Our Little Lives: Shakespeare and Me at Almeida Theatre
“Now is tha winta of our discontent”.
Historians say Russell Brand’s Essex accent is closer to how Shakespeare would have sounded back in his day than the received pronunciation viewers typically hear in theatres today. The comedian argues that language offers a means to control ideas: control the accent in which the poet’s work is spoken and control who has access to its truth. It can also offer liberation, an escape from or expansion of reality
That’s how Brand escaped what he describes as the unbearable banality of Grays. “You’re not going to talk your way out of this one, Russell,” he quotes an unspecified adult voice from the past. “Oh yes I bloody am,” he laughs, “I’ll talk my way right out!”
Using the linguistic style of the inimitable Bard, Our Little Lives presents an accessible new take on Shakespeare, reflecting on universal themes such as meaning; ritual; power; ownership of language and spirituality through a deeply personal lens.
“The only way that I can access truth,” Brand claims, “is by talking as honestly and as openly as I can manage, and sometimes more honestly and openly than I can manage: as openly and honestly as Shakespeare can manage.”
Unlike the actor-writer’s previous one-man shows, this piece is a collaboration with esteemed Ian Rickson. For anyone unfamiliar with his calibre, the last one-person show he directed was Harold Pinter’s performance of Beckett’s Krapp’s Last Tape in 2006. The theatre director brings a narrative structure that is cohesive and utterly captivating, weaving significant moments into the nine monologues and sonnets, each of which represents a different chapter of the comedian’s life. The narrative is, at times, so seamless that if you miss the dimming lights, you might mistake Richard II’s Act Five, Scene Five for Brand’s own thoughts.
However, the empathy is occasionally overdone, with the performer taking on a pseudo-messianic role perhaps befitting someone whose last show was titled The Messiah Complex. “I know you because I am you. I’m 3am you,” he consoles, looking particularly Christ-like. Later he contradicts himself in-sentence with an opaque: “We are all different but we are all fundamentally the same.” Okay, where does that leave us?
This vagueness encapsulates much of the artist’s work. In this performance, he seeks to mobilise change by opening Shakespeare’s language to the masses, throwing it from its high castle back into the rabble of everyday folk, to be intellectually consumed and fuel humanity’s forays into new realms of thought and purpose. But in typical Brandian fashion, the “real social change” he seeks to incite is hazy by design: “I don’t fucking know what you need!” He cries, “but I know you need something”.

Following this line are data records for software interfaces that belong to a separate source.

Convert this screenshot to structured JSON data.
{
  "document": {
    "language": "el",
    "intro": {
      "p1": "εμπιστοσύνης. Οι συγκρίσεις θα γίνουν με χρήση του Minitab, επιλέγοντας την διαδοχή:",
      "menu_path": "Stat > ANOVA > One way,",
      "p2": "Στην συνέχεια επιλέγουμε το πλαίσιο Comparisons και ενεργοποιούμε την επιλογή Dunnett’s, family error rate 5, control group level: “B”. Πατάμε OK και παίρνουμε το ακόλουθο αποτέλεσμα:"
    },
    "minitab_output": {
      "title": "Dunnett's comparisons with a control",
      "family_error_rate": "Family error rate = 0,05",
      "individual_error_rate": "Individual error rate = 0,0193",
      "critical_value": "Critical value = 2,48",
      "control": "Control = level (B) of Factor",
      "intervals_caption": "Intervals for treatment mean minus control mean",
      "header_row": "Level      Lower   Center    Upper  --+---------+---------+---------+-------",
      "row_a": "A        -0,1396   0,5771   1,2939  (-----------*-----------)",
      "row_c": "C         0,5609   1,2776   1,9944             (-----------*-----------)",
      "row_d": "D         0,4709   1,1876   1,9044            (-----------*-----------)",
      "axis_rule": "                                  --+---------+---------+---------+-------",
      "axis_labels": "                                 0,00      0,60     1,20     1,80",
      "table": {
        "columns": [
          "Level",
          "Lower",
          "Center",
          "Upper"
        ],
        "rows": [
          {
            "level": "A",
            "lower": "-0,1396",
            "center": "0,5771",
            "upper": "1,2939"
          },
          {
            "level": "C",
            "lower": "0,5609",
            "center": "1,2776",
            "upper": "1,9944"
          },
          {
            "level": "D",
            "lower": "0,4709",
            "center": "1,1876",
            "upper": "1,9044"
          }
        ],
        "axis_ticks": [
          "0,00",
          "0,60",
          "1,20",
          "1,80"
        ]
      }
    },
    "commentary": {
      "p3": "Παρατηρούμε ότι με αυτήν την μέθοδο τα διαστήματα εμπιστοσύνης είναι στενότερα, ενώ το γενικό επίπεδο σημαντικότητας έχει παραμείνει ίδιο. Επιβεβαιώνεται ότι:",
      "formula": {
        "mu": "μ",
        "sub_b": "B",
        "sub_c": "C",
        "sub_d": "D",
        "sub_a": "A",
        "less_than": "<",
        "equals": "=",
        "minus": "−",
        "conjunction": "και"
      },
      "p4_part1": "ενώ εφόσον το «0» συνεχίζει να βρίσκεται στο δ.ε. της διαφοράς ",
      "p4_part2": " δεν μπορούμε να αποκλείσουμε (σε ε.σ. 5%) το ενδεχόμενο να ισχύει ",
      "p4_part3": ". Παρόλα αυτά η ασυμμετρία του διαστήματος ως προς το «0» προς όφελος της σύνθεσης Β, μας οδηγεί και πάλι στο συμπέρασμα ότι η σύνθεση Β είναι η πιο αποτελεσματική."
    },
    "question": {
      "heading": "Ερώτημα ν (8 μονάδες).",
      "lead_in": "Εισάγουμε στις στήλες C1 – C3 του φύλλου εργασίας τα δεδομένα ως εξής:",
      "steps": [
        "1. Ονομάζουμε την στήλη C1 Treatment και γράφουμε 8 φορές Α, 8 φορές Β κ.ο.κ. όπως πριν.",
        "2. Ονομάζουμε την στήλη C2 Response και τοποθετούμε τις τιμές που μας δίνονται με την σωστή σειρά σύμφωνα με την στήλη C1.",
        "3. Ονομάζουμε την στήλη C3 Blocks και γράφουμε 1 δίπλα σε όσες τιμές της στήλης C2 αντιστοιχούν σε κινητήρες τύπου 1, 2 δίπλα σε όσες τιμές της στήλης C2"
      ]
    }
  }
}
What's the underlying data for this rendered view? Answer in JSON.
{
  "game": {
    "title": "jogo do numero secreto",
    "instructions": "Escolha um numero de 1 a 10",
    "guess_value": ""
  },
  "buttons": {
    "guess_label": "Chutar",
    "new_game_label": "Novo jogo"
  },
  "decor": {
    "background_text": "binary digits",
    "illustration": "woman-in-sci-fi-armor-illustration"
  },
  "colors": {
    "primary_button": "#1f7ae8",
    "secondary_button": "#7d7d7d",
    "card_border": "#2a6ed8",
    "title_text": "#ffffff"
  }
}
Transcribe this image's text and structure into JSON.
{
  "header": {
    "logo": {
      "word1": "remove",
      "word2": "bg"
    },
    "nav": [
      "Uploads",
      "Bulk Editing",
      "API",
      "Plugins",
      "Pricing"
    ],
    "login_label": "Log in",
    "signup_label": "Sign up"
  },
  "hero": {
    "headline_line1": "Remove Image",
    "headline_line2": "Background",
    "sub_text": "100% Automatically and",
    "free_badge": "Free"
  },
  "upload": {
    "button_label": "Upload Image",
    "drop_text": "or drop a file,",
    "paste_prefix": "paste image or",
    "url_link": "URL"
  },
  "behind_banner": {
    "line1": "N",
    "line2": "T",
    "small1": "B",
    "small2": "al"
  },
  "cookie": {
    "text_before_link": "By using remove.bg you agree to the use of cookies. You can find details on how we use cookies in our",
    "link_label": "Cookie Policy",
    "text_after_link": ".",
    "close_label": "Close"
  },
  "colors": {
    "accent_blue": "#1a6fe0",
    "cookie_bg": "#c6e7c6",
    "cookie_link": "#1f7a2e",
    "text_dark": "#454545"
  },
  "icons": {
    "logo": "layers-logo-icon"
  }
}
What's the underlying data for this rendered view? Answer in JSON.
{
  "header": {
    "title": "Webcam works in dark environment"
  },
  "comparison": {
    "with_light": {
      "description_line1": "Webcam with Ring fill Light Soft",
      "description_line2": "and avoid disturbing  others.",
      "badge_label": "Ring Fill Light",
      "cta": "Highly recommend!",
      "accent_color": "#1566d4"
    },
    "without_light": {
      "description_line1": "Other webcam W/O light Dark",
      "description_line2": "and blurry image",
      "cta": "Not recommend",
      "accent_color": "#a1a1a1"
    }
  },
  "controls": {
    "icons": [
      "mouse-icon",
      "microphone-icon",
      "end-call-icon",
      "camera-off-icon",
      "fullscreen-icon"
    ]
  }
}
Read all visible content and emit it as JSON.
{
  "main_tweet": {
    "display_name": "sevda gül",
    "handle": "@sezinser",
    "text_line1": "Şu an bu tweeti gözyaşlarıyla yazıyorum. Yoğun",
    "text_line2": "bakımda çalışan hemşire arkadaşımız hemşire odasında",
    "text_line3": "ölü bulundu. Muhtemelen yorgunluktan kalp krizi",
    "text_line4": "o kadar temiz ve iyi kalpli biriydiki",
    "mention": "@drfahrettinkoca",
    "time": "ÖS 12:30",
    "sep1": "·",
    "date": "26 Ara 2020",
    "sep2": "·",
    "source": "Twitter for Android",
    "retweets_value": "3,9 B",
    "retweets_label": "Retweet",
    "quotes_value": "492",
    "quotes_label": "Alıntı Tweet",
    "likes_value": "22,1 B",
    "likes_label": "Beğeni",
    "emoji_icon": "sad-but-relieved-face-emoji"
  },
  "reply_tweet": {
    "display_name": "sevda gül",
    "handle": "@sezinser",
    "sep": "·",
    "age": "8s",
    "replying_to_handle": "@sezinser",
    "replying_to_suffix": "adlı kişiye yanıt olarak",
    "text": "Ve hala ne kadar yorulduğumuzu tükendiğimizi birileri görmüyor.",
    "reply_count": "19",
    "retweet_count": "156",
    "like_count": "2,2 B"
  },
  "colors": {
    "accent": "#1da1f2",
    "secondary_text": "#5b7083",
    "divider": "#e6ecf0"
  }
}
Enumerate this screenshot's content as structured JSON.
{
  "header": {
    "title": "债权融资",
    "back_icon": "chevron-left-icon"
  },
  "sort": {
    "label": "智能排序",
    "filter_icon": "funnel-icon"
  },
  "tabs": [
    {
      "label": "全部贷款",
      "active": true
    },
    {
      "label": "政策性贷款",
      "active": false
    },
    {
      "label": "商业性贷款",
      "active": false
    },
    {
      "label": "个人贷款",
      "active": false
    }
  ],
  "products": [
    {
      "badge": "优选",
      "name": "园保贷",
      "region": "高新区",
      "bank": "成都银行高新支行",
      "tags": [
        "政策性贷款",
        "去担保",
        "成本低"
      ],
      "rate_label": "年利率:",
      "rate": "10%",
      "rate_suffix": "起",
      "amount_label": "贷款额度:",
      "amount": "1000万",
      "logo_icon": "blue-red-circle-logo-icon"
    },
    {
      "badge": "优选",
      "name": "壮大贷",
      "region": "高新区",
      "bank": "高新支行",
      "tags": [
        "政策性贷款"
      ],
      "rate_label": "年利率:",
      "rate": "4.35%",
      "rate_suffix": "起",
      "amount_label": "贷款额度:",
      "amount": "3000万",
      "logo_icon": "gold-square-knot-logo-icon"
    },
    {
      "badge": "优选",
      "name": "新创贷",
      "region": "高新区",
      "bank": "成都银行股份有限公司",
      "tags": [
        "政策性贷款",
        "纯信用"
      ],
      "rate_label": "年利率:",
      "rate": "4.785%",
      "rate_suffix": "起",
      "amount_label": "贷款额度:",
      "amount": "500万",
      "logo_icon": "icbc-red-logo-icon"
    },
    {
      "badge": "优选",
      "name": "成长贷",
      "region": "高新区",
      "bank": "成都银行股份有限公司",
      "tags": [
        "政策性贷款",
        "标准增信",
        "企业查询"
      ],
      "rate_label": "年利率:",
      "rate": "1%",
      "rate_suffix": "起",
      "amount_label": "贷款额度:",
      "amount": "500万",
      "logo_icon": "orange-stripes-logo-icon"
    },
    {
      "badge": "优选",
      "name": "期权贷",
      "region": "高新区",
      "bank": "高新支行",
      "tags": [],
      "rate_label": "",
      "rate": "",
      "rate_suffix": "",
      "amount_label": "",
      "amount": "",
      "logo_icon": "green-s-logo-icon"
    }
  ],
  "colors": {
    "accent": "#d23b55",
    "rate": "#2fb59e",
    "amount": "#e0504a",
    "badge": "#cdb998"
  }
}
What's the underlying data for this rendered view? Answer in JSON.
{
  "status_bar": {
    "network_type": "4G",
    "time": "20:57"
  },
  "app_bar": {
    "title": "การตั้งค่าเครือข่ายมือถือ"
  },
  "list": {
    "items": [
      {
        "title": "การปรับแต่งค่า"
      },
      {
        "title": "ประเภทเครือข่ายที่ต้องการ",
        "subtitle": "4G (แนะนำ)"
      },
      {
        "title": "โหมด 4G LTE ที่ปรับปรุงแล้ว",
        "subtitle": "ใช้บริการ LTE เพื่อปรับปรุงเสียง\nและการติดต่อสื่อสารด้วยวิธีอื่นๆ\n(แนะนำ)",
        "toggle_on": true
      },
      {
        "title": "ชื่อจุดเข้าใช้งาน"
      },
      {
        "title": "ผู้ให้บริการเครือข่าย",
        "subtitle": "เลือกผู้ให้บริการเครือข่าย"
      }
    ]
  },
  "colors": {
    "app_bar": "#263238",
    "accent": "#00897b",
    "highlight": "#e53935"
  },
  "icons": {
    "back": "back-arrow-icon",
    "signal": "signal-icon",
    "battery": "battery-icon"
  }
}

Like other progressive writers of today – think George Monbiot – Brand has a tendency to gambol dizzily into ramblings where each problem is interminably interconnected, to the point where solving one feels futile. Isn’t it enough simply to honour Shakespeare, to open these texts to new audiences through symbiosis with your fascinating lived experience?
Our Little Lives’ strength is its vulnerability. When Rickson tells the comedian he can’t do Caliban, The Tempest’s monster, because Brand himself is too beautiful, the performer replies: “But that isn’t how I feel.” His openness about his suffering and his unwavering sincerity give new meaning to the texts and credence to his delivery. It also balances a very funny, touching show.
Oh yes, and there’s a dog!
Photo: Tristram Kenton
Our Little Lives: Shakespeare and Me will be available to stream via LIVENow from 14th July until 23rd July 2021, for further information or to book visit here.